What to do -> Copy every record word for word.

↓

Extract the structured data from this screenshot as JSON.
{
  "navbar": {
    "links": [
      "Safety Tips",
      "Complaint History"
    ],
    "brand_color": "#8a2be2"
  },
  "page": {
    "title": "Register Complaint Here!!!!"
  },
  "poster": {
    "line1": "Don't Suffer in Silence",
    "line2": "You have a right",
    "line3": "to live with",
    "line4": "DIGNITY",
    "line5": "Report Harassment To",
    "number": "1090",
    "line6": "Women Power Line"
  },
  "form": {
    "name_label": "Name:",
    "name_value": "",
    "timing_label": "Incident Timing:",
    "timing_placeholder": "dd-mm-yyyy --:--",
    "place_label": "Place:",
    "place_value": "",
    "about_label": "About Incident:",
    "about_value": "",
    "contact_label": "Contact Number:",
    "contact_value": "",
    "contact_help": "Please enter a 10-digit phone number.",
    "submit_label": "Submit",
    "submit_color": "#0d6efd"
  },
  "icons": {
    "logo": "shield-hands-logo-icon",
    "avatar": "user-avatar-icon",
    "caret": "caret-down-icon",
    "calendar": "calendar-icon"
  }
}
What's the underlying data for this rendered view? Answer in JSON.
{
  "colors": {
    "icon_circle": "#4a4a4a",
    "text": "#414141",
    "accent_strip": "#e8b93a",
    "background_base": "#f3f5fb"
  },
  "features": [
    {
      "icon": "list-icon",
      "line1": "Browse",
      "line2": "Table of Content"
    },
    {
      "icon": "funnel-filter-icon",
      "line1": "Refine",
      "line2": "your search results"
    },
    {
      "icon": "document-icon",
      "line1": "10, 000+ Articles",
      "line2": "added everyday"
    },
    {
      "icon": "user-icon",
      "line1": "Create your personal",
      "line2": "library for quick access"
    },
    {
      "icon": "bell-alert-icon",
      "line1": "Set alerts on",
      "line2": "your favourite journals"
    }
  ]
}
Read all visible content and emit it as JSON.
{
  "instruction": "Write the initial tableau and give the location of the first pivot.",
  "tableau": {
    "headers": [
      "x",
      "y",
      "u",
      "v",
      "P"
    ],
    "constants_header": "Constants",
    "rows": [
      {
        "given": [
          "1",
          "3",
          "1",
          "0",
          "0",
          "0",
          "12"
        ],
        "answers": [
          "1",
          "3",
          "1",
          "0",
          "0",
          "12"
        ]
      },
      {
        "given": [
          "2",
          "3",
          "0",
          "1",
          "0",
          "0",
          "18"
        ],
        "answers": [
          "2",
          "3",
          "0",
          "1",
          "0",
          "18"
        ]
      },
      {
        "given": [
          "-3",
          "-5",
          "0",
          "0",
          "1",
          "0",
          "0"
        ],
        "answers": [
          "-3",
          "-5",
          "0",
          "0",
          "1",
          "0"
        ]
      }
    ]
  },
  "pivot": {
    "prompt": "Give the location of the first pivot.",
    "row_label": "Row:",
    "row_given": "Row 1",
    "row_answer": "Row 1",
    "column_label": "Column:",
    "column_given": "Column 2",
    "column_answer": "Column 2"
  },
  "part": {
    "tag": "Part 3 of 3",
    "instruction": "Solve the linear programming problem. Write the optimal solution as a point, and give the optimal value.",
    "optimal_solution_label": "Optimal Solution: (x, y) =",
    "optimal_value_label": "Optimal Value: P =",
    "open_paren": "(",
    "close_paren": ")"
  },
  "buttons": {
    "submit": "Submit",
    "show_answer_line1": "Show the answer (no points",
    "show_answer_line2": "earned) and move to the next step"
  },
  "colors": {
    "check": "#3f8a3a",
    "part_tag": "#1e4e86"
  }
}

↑

Answer to the problem ->
Extract the structured data from this screenshot as JSON.
{
  "navbar": {
    "links": [
      "Safety Tips",
      "Complaint History"
    ],
    "brand_color": "#8a2be2"
  },
  "page": {
    "title": "Register Complaint Here!!!!"
  },
  "poster": {
    "line1": "Don't Suffer in Silence",
    "line2": "You have a right",
    "line3": "to live with",
    "line4": "DIGNITY",
    "line5": "Report Harassment To",
    "number": "1090",
    "line6": "Women Power Line"
  },
  "form": {
    "name_label": "Name:",
    "name_value": "",
    "timing_label": "Incident Timing:",
    "timing_placeholder": "dd-mm-yyyy --:--",
    "place_label": "Place:",
    "place_value": "",
    "about_label": "About Incident:",
    "about_value": "",
    "contact_label": "Contact Number:",
    "contact_value": "",
    "contact_help": "Please enter a 10-digit phone number.",
    "submit_label": "Submit",
    "submit_color": "#0d6efd"
  },
  "icons": {
    "logo": "shield-hands-logo-icon",
    "avatar": "user-avatar-icon",
    "caret": "caret-down-icon",
    "calendar": "calendar-icon"
  }
}
What's the underlying data for this rendered view? Answer in JSON.
{
  "colors": {
    "icon_circle": "#4a4a4a",
    "text": "#414141",
    "accent_strip": "#e8b93a",
    "background_base": "#f3f5fb"
  },
  "features": [
    {
      "icon": "list-icon",
      "line1": "Browse",
      "line2": "Table of Content"
    },
    {
      "icon": "funnel-filter-icon",
      "line1": "Refine",
      "line2": "your search results"
    },
    {
      "icon": "document-icon",
      "line1": "10, 000+ Articles",
      "line2": "added everyday"
    },
    {
      "icon": "user-icon",
      "line1": "Create your personal",
      "line2": "library for quick access"
    },
    {
      "icon": "bell-alert-icon",
      "line1": "Set alerts on",
      "line2": "your favourite journals"
    }
  ]
}
Read all visible content and emit it as JSON.
{
  "instruction": "Write the initial tableau and give the location of the first pivot.",
  "tableau": {
    "headers": [
      "x",
      "y",
      "u",
      "v",
      "P"
    ],
    "constants_header": "Constants",
    "rows": [
      {
        "given": [
          "1",
          "3",
          "1",
          "0",
          "0",
          "0",
          "12"
        ],
        "answers": [
          "1",
          "3",
          "1",
          "0",
          "0",
          "12"
        ]
      },
      {
        "given": [
          "2",
          "3",
          "0",
          "1",
          "0",
          "0",
          "18"
        ],
        "answers": [
          "2",
          "3",
          "0",
          "1",
          "0",
          "18"
        ]
      },
      {
        "given": [
          "-3",
          "-5",
          "0",
          "0",
          "1",
          "0",
          "0"
        ],
        "answers": [
          "-3",
          "-5",
          "0",
          "0",
          "1",
          "0"
        ]
      }
    ]
  },
  "pivot": {
    "prompt": "Give the location of the first pivot.",
    "row_label": "Row:",
    "row_given": "Row 1",
    "row_answer": "Row 1",
    "column_label": "Column:",
    "column_given": "Column 2",
    "column_answer": "Column 2"
  },
  "part": {
    "tag": "Part 3 of 3",
    "instruction": "Solve the linear programming problem. Write the optimal solution as a point, and give the optimal value.",
    "optimal_solution_label": "Optimal Solution: (x, y) =",
    "optimal_value_label": "Optimal Value: P =",
    "open_paren": "(",
    "close_paren": ")"
  },
  "buttons": {
    "submit": "Submit",
    "show_answer_line1": "Show the answer (no points",
    "show_answer_line2": "earned) and move to the next step"
  },
  "colors": {
    "check": "#3f8a3a",
    "part_tag": "#1e4e86"
  }
}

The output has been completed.